May 16 saw Thermo Fisher, the world’s largest manufacturer of scientific instruments, acquire drug ingredients maker Patheon for $7.2bn, including $2bn debt. Since the companies’ customers overlap, the move could boost Thermo Fisher’s sales as it offers more holistic solutions and products.
The news caused Patheon shares to jump 33 percent and Thermo Fisher’s to rise by 0.5 percent. Thermo Fisher expects $120m of synergies by 2021, which includes $90m of savings.
“Patheon’s development and manufacturing capabilities are an excellent complement to our industry-leading offering for the biopharma market”, said Marc Casper, CEO of Thermo Fisher. “Patheon’s commitment to quality and service excellence is directly aligned with our focus on helping our biopharma customers accelerate innovation and drive productivity.”
The news caused Patheon shares to jump 33 percent and Thermo Fisher’s to rise by 0.5 percent
Recently, Thermo Fisher has been on a spending spree, buying Affymetrix, a microarrays producer, for $1.3bn last March and FEI, a microscope manufacturer, for $4.2bn in September. In 2014, it also purchased DNA sequencer Life Technologies for $15bn. With its portfolio currently focused on equipment, research and analytics, the shift to drug manufacturing is a relatively unconventional step.

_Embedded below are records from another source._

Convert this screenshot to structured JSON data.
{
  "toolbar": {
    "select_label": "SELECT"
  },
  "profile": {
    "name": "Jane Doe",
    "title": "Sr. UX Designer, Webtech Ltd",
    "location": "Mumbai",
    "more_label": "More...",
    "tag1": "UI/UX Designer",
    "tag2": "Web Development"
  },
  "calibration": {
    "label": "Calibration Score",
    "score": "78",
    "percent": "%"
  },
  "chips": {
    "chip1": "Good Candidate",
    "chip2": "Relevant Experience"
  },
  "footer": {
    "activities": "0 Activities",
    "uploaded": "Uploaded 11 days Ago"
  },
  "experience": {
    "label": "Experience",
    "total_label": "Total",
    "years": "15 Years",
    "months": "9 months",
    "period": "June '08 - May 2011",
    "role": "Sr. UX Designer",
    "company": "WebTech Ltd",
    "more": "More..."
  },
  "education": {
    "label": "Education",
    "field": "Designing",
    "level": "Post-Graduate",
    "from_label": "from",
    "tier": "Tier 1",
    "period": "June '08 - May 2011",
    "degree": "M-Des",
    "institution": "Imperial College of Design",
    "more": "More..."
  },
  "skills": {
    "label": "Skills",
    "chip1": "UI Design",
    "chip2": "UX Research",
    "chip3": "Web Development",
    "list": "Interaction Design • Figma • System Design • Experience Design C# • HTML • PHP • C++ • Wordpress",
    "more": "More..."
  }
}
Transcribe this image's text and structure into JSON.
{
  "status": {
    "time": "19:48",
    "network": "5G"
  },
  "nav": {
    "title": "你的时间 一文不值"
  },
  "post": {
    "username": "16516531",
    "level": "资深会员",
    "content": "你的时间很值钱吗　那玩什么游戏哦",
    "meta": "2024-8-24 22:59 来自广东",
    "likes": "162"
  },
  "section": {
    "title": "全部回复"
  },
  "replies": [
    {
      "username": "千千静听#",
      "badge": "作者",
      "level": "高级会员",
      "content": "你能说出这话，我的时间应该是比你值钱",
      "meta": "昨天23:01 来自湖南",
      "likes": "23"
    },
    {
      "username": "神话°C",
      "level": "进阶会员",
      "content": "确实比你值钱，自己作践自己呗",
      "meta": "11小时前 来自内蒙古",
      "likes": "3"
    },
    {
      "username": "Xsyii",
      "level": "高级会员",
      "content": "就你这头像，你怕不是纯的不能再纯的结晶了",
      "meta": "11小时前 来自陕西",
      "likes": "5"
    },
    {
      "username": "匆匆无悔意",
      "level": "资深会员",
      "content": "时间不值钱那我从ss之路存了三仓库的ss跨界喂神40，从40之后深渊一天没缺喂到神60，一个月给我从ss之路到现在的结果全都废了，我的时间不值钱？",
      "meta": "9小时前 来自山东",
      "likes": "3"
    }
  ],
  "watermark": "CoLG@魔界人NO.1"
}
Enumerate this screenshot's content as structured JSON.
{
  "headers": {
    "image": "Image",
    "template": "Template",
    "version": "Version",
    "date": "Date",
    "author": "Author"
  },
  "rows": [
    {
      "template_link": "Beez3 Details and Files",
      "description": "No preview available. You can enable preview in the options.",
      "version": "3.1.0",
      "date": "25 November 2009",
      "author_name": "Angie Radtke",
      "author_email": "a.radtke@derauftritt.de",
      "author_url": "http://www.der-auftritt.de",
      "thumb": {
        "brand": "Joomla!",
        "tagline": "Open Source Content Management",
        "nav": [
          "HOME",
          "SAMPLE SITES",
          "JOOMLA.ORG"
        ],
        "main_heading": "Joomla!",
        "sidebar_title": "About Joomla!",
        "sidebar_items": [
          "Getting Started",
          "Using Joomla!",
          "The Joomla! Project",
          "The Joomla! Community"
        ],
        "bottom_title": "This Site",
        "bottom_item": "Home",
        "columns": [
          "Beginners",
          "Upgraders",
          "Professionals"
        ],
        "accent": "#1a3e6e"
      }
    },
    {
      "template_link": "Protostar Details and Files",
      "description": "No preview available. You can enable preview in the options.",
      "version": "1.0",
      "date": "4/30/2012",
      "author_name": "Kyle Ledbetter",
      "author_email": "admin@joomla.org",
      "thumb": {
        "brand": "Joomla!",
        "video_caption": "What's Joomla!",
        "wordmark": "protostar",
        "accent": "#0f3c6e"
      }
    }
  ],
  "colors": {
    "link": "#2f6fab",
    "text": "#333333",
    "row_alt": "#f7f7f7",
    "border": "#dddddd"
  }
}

The incentive is that contract drug development is a lucrative, $40bn market that is presently expanding at five percent annually. Whereas Thermo Fisher used to be held back from this area due to the high cost of clinical trials, the acquisition of Patheon should allow it to take big, confident strides toward manufacturing.
This new direction is also a result of Thermo Fisher’s enthusiastic spending spree. Despite causing its shares to roughly triple in value over the past five years, the many buy-ups have also meant that there are fewer good companies left in Thermo Fisher’s regular fields of interest. As such, rather than purchase an overpriced or lower quality firm, Thermo Fisher chose new frontiers with Patheon.
Drug manufacturing is a relatively open field, with its 10 biggest companies constituting just 35 percent of the market. As such, there is plenty of room for further expansion, and regulatory hurdles should be surmountable as Thermo Fisher moves to close the Patheon deal by the end of the year.